Leigh: When we look at working with regional governments and large enterprises, it’s crucial to approach every project with empathy and avoid causing internal rifts. You are dealing with large bureaucracies relying on legacy technologies, so you need to tread carefully when bringing in a disruptive technology like Lina’s.
You need to make sure that it fits within the existing ecosystem and that it can be consumed by all of the stakeholders. With a digital driver’s license project for the Laos government, for example, these stakeholders included the license holder, the police and the intergovernmental departments that are accessing the data as well. What really helped to make it a success was the government’s readiness to embrace new technologies, its digital maturity – in fact, they leapfrogged existing solutions to embrace truly cutting-edge technology.
And while Lina solved some very specific problems, like fighting fraud and building trust in the government, the technology has a much wider use, because now you have a centralized digital ID database accessible by all departments that is safe, trustworthy and immutable.
How can lessons learned from the Laos project be applied in Vietnam?
Mitchell: When you look at Vietnam and some other emerging economies in the region, you realize that different governmental bodies and agencies operate independently and have different sets of data that they don’t share with each other.

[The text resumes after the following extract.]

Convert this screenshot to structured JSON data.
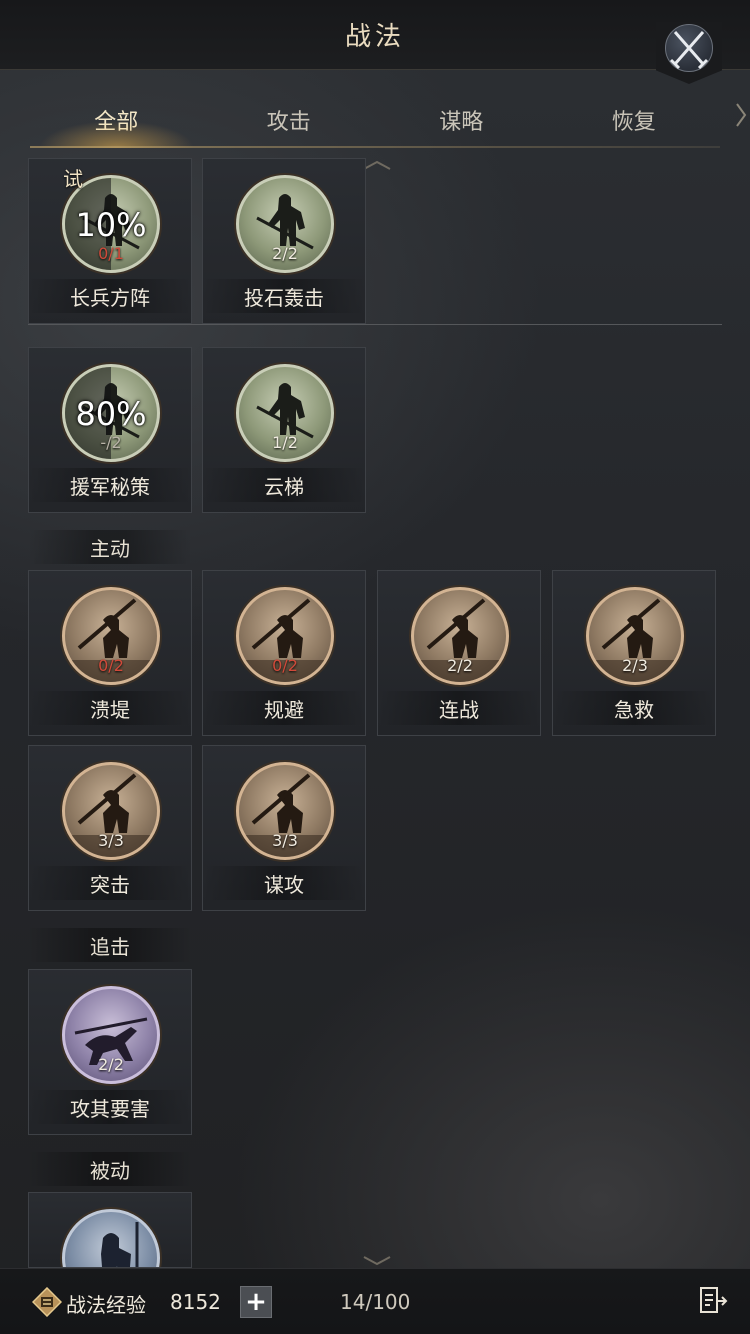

And so I think the very first opportunity for Lina is helping SEA governments, starting on the country level, to become part of a more connected model allowing them to better engage with the public. We call it a permissioned regional network, part of our E-Government Alliance (EGA).

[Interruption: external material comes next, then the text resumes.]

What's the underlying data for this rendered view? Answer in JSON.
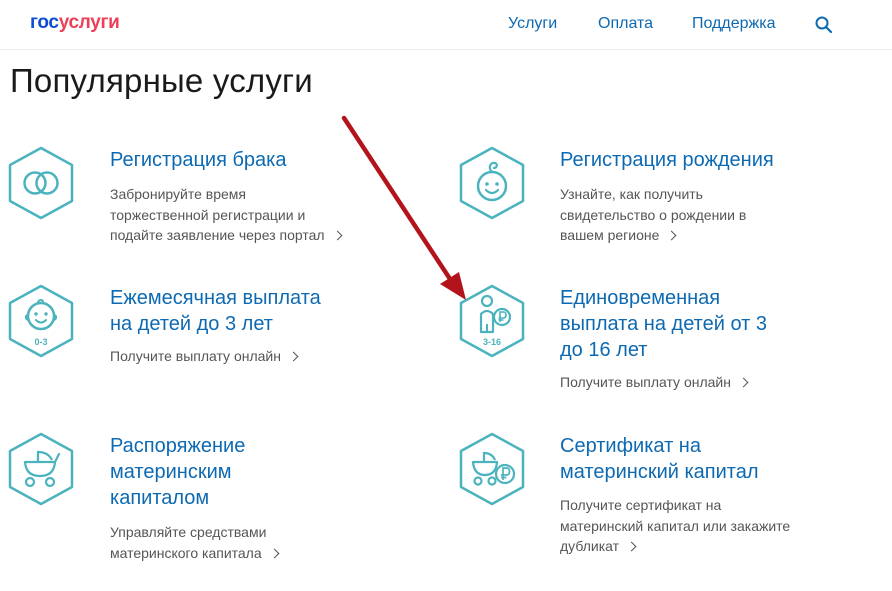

Leigh: We are now in a position to become regional players: first in the ASEAN region, then the EU. To succeed in digitization and integration on a regional level, you need to have a certain level of maturity, from leadership and talent to strong technology and right connections. Lina has that.
Alongside the challenges that are unique to each Southeast Asian country, there are a number of common needs that can be more effectively addressed on a regional, rather than country level. Lina can act as a connector, allowing governments to learn from each other.
Once a group of Asian governments has come together to form a collective of collaborators, we can then extend an invitation to more digitally advanced nations, such as New Zealand, to come in and advise on strategy and implementation.
In Vietnam, do you anticipate digital transformation to be adopted more readily by the private or public sector?
Mitchell: Vietnam has a very advanced e-commerce industry with a solid foundation of supply chain logistics. And a ravenous appetite for new tech, as has been demonstrated by the Vietnamese enterprises time and again. So I expect the trend to continue.
When it comes to adoption by the government, things are different. Because each government body has a different level of maturity and because they rely on different digital platforms and more often than not have different workplace cultures, homogenizing these varying legacy technologies will be an uphill battle. So it will take time.
What place do emerging technologies occupy in your strategy?
Leigh: Emerging technologies like 5G, AI, biometrics, geospatial information, advanced, predictive and prescriptive analytics, as well as democratization of algorithms, will certainly open new opportunities. 5G, for example, is currently being rolled out in countries like New Zealand and the UAE, with Asia not far behind. The potential of this technology is huge.
Mitchell: For me, Lina’s focus has always been not on technology per se but on the journey. Since its foundation in 2017, Lina Network has been evolving as technology is evolving. So whatever the next big thing in tech is going to be, Lina will be at the forefront, just as we are with blockchain.